In a couple of unscientific polls overnight, Americans generally derided 16-year-old Farris Hassan -- a Florida high school journalism student who skipped a few days of school to fly to Iraq -- for pulling a foolish stunt. (Headline writers, of course, disagree 10-to-1, because how many times does a kid named "Farris" take a "day off" for an adventure? Too bad his last name wasn't Bueller.)
OK, yeah, it was foolish for him to basically parachute into a war zone with little or no preparation for his own safety, or for the safety of people who'd unexpectedly be forced to protect this wide-eyed, overly enthusiastic pup. When he gets home, ground him for a month and don't let him go to the prom, fergawdsakes.
But deep down in the heart of his heart is an instinct that most professional journalists don't have or have forgotten: The instinct to see for himself.
Most of those dismissive, smug Americans clicking on their Internet polls whine incessantly about how the media isn't presenting the proper Left/Right view of the war. They claim the reporters in Iraq would risk their lives just to insert subtle political views in their stories. They seek out only "fair and balanced news" that suits their pre-fabbed opinions, and everything else is propaganda. They don't need to see for themselves because they already know the facts without ever lifting their fat asses out of their nice soft chairs except to fetch more chips and dip.
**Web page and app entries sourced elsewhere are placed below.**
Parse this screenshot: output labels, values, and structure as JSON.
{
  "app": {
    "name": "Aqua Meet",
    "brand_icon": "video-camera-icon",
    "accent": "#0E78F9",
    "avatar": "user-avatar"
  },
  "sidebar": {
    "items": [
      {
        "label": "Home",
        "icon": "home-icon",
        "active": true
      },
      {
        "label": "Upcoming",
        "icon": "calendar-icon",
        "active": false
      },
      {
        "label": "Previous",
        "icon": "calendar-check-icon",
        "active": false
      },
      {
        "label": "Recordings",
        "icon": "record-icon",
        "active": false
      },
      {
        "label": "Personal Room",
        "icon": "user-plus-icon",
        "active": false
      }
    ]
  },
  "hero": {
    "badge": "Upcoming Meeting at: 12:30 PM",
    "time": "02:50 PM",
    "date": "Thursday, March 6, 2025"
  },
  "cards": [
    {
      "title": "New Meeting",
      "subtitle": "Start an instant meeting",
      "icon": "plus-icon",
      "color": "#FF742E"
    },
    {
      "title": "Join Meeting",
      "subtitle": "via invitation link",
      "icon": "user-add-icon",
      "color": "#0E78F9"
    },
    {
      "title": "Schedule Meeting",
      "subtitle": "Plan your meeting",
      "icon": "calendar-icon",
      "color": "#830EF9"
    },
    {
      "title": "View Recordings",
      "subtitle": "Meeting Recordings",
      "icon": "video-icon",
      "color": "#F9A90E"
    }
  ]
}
Farris Hassan has a long way to go before he's a good newsman. He hasn't yet been exposed to the mechanics of storytelling, the ethical minefields, the withering disappointment of discovering that not all his colleagues are as passionate about the craft as he is. But he's got something most of them don't: The instinct to see for himself.
Now, if he can just stay alive long enough to learn the rest, he'll make a good journalist someday.